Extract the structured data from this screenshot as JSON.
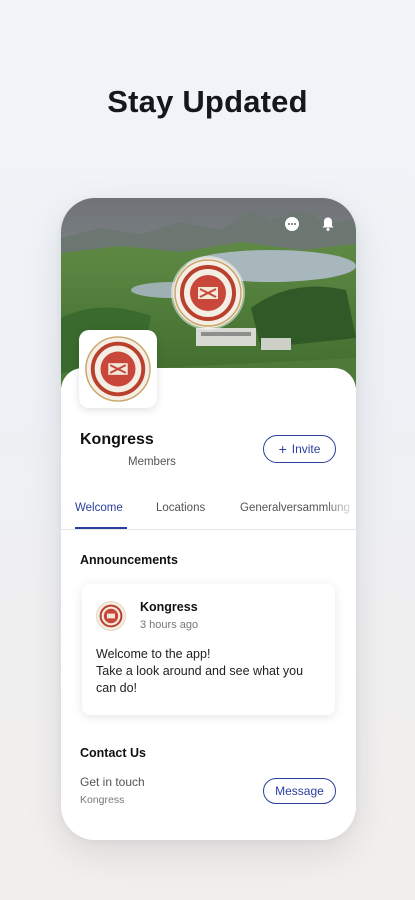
{
  "headline": "Stay Updated",
  "group": {
    "name": "Kongress",
    "members_label": "Members",
    "invite_label": "Invite"
  },
  "tabs": [
    {
      "label": "Welcome",
      "active": true
    },
    {
      "label": "Locations",
      "active": false
    },
    {
      "label": "Generalversammlung",
      "active": false
    }
  ],
  "announcements": {
    "title": "Announcements",
    "post": {
      "author": "Kongress",
      "time": "3 hours ago",
      "line1": "Welcome to the app!",
      "line2": "Take a look around and see what you can do!"
    }
  },
  "contact": {
    "title": "Contact Us",
    "subtitle": "Get in touch",
    "org": "Kongress",
    "message_label": "Message"
  },
  "icons": {
    "chat": "chat-icon",
    "bell": "bell-icon"
  },
  "colors": {
    "accent": "#2b3f9f",
    "background": "#f1f4f8"
  }
}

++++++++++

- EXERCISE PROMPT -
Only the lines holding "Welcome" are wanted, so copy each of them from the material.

- COMPLETED TASK -
      "label": "Welcome",
      "line1": "Welcome to the app!",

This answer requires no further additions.